A team of mostly mechanical engineering majors completely redesigned and built a new, efficient, foot-powered buggy used to compete in the 8th-annual Great Moon Buggy Race on April 7. Featuring side-by-side seating for two drivers (one male, one female) and a lower center of gravity, the improved buggy was pieced together using parts cannibalized from last year’s buggy.

Those improvements made a noticeable difference on the half-mile, simulated lunar-surface obstacle course at the U.S. Space & Rocket Center in Huntsville, Ala. Featuring such bumps in the road as craters, "lava" ridges, "lunar" soil and "moon" rocks, the course presents challenges faced by early NASA engineers.

After two course runs, RIT’s 10-member team finished in 17th place, besting last year’s showing, in only its second trip to the NASA-sponsored competition.

Teams from more than two dozen colleges and universities in the United States and Puerto Rico were judged on design, assembly time and course-completion time. Great Moon Buggy Race sponsors include NASA’s Marshall Space Flight Center, the U.S. Space & Rocket Center and the American Institute of Aeronautics and Astronautics.

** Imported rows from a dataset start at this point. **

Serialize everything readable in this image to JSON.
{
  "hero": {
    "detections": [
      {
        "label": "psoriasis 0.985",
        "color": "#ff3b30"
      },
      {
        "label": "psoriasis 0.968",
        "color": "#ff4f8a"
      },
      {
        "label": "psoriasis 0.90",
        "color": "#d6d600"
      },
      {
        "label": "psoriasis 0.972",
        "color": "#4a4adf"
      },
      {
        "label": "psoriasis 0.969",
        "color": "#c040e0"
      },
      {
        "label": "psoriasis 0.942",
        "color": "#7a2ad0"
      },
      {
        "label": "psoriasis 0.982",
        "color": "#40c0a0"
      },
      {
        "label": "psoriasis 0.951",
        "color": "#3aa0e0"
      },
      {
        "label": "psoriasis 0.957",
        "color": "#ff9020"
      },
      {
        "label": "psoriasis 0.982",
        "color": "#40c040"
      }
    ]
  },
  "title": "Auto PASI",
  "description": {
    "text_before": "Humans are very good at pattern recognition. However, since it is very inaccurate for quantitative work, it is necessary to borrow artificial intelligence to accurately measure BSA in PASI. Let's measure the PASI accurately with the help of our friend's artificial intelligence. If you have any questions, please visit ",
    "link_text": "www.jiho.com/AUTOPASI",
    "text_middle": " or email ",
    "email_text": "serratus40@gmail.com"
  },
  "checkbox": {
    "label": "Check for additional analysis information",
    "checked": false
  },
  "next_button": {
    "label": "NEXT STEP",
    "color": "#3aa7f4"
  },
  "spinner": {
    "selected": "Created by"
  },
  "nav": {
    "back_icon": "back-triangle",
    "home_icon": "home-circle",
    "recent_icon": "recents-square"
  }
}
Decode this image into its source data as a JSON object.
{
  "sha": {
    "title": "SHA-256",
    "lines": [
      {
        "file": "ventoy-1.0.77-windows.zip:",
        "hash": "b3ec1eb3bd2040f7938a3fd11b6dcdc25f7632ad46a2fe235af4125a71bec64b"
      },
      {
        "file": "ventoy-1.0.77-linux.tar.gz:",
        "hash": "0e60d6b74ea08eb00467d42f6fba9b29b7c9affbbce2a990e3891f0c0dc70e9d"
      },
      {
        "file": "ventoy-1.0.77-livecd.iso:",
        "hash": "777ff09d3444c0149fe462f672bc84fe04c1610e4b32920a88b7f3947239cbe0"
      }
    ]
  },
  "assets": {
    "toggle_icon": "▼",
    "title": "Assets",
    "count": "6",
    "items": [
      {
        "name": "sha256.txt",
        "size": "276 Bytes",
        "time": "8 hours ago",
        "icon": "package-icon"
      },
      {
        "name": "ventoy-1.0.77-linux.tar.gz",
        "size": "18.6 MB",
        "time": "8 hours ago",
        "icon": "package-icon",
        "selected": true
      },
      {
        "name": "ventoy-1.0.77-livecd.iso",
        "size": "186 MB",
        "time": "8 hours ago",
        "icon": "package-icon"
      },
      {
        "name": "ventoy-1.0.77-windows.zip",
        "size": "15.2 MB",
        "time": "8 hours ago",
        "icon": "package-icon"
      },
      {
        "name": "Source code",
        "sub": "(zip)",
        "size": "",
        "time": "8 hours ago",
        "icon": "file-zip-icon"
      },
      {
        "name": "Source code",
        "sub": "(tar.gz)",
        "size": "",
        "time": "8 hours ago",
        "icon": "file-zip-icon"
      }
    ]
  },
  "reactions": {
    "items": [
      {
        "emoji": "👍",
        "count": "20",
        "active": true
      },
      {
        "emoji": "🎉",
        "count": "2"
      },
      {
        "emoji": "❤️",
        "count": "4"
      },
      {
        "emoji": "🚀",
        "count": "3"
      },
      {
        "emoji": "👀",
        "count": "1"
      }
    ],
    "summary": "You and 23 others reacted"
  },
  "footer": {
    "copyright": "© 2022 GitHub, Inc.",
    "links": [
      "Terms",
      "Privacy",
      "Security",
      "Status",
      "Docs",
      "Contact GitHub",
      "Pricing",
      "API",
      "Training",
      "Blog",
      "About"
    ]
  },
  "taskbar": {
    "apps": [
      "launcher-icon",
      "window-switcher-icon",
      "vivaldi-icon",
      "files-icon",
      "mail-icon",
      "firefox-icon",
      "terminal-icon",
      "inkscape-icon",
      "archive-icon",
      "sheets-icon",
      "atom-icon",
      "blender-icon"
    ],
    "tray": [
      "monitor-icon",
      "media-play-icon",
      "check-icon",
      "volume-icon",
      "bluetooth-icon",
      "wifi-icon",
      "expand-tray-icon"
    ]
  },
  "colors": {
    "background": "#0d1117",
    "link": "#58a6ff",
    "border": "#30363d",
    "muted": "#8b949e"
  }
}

Now back home in RIT’s thermal-fluids laboratory, RIT’s "moon buggy" awaits its fate—which could include being cannibalized for next year’s buggy.